Members of the School Site Selection Committee met on January 31st, 1974, to discuss procedure on studying suitable sites for future school buildings. Committee members are Michael Malony, Myron Bacon, Mrs. Ralph O’Brien, Rockwell Venden, and Philip Peterson. Sites will be visited during this week.


On Sunday, February 10, the Oregon High School Bands, under the direction of Michael Davis, will be presenting a concert in the High School Cafetorium. Performing will be the Concert Band and Varsity Band. The public is cordially invited to attend.
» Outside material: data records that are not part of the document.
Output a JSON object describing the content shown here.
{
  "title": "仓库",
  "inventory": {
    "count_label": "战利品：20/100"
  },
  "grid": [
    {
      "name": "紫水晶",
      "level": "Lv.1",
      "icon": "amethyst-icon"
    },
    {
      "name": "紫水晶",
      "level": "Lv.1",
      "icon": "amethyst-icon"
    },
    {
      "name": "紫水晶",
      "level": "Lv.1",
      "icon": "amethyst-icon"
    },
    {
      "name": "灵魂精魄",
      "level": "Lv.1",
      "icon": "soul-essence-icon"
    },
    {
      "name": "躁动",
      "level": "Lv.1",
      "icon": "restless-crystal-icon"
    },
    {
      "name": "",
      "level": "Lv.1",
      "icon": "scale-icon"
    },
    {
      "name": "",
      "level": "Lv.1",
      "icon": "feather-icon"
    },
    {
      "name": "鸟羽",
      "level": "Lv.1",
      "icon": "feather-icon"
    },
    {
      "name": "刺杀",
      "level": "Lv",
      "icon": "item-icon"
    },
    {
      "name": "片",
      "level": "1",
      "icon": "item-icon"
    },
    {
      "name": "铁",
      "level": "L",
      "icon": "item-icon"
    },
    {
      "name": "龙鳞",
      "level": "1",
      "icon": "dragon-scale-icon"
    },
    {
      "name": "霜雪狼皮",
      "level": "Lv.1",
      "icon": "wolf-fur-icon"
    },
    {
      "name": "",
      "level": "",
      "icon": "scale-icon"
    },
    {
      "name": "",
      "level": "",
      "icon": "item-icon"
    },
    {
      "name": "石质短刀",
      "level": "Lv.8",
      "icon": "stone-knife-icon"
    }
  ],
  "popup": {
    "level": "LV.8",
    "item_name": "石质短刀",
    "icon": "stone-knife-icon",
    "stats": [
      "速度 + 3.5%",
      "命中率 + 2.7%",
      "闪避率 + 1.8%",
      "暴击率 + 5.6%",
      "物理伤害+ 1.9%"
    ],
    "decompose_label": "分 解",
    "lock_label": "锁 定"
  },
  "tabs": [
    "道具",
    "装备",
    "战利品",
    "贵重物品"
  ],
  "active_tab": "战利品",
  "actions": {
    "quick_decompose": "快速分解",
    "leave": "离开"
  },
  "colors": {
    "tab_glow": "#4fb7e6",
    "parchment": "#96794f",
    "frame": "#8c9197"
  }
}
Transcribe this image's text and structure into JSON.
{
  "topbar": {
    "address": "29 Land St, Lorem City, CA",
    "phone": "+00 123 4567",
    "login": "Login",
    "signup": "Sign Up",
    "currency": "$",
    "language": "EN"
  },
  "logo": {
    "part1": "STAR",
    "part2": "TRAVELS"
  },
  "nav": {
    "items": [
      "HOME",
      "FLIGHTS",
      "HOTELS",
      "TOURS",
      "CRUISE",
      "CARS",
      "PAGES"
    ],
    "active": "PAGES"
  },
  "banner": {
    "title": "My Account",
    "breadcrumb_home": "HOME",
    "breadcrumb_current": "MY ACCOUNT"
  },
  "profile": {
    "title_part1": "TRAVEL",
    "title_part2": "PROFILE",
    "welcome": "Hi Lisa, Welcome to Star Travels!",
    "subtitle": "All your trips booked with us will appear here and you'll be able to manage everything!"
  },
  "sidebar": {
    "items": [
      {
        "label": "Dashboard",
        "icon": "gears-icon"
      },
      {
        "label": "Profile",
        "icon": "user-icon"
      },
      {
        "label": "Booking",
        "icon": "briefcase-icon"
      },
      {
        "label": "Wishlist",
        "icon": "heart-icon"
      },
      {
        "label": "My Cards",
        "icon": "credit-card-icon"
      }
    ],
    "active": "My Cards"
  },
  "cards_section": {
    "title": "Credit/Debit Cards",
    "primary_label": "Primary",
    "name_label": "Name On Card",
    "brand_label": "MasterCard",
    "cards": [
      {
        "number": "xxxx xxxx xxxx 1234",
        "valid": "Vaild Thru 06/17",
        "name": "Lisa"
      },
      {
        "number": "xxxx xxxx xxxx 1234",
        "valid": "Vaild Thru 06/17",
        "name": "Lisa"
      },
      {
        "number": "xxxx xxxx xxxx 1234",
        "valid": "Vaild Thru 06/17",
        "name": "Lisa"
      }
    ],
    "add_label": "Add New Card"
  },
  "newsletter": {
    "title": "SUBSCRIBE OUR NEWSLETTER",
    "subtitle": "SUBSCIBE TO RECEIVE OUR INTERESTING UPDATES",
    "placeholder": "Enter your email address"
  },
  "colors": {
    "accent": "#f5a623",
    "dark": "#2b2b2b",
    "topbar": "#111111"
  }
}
Admission is $1.00 per family and 50 cents per individual.


Business Ads

Jerry’s I.G.A.: Butter –$0.69 per 1-lb; 3-lb can Folger’s Coffee – $2.91; 64-oz Fabric Softener –$0.99


R&L Beverages: Blatz 6-pack throw-aways – 99 cents; Potosi Beer, case of 24 – $2.79


Bank of Oregon: 7.0%/7.25 APR 4-year CD ($5,000 min); 6.5%/6.81APR 2 ½-year CD ($500 min); 6.0%/6.27% APR 1-year CD ($500 min); 5.5% 90-Day Golden Passbook; 5.0% Regular Passbook Acct

25 Years Ago: February 1999

Village News

Shaka Smart, a senior at Kenyon College in Ohio, was selected as one of the nation’s top 20 college students in the country.  He was chosen from among 984 entrants.  The students are nominated by their school and are judged by their grades, awards, activities, leadership roles and public service.  Smart’s mother, Monica King, said Shaka attributes his success to four specific Oregon teachers, Sandy Owens Kevin Bavery, Pat Fenner and Brian Root.

Ray Lawry, they call him the “Snow Specialist” with good reason.  Ray has been plowing Town of Oregon roads for 50 years.  This past January town officials honored him with a potluck and presented him with a plaque that expressed their gratitude for his many years of service.

The Oregon Marching Band has received confirmation that they will be marching in the Fourth of July Parade this summer.  Last spring the Oregon Marching Band accepted a nomination from Governor Tommy Thompson to represent Wisconsin at the Independence Day Parade in Washington DC.  They have been fundraising ever since. 


FFA – Orgon FFA is one of the ten oldest in the state, being 71 years old now.  The FFA celebrated FFA week from February 20-27.  


Business News

A new veterinarian business called Country View Veterinary Service opened last week.  Veterinarian Larry Mahr, who has had a large animal practice under the name of Oregon Veterinary Clinic this week opened Country View Veterinary Service at 786 N. Main St., located between Burger King and Oregon Family Restaurant.  


Dr. Mahr said their office is a temporary location until their new animal hospital is built in the town of Oregon at the corner of Fish Hatchery Road and County Highway CC.